A large part of this is the fact that he shoots a lot more at home than he does on the road. At home he has put up 2.7 shots per game this season, while on the road he has only managed 1.6.

His passing remains decent whether he is at home or on the road: he has 85.6 per cent passing at home, which dips slightly to 83.4 on the road. However, it is the importance of those passes that differ as he completes 3 key passes per match at home and only 1.1 on the road according to Who Scored.

All of this has resulted in two man of the match performances at BMO Field, including last week against the Montreal Impact, and none away. As well, all of Bradley's team of the week honours have come after playing a match at home.

Why has this discrepancy been so large? Part of it has to do with when those home and away matches were played. The club started the season with seven games on the road, and six of Bradley's eight away matches has played so far this season came during that time.

At that point in the season Toronto was far from their current form, and had not really found a rhythm as a club. Bradley was hardly the only player to go through a slump during that part of the season.

Since that point Bradley has only played in two matches on the road. The first came against the New England Revolution, in which he scored the lone Toronto goal in a 1-1 draw. That was the game that kick started his season. The second was the recent 3-0 loss to the New York Red Bulls.

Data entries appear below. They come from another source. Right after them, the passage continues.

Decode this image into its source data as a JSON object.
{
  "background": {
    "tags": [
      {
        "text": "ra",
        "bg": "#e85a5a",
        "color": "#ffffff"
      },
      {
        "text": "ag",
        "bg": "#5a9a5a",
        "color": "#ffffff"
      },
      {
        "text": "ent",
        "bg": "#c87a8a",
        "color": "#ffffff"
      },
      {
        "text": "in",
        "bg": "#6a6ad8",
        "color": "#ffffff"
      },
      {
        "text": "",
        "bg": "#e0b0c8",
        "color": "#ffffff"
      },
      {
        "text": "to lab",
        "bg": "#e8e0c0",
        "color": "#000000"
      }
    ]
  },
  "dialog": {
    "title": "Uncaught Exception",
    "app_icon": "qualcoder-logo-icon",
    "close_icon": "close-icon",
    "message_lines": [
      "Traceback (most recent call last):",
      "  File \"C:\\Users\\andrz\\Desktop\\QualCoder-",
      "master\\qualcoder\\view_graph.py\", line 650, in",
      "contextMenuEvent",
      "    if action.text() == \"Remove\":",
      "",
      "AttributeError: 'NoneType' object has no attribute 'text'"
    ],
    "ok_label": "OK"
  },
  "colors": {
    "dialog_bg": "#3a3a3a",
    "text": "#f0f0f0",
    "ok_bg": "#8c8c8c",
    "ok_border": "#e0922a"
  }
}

Bradley is not like Giovinco, while he can make the players around him better he requires them to be playing at a certain level to succeed. Toronto FC as a team have been significantly worse on the road than they have been at home.

As a club the team holds 51 per cent possession at home while the only have 45 per cent away. They also record a little more than one shot per game less on the road, and their passing success dips from 80 to 77 per cent.

So for the most part, Bradley's struggles away from home so far this season have been a byproduct of his team. If Toronto want Bradley to have success on the road, they need to collectively put him in a position to do so.

If ever there was a game for Bradley to break this streak of poor road form it would be this weekend. A win would break a Toronto FC record, and give the club the most road wins they have ever achieved with five.

With the spotlight on him it is a massive opportunity for him and the club to put the fact that they are about to make their first ever playoff appearance beyond any doubt.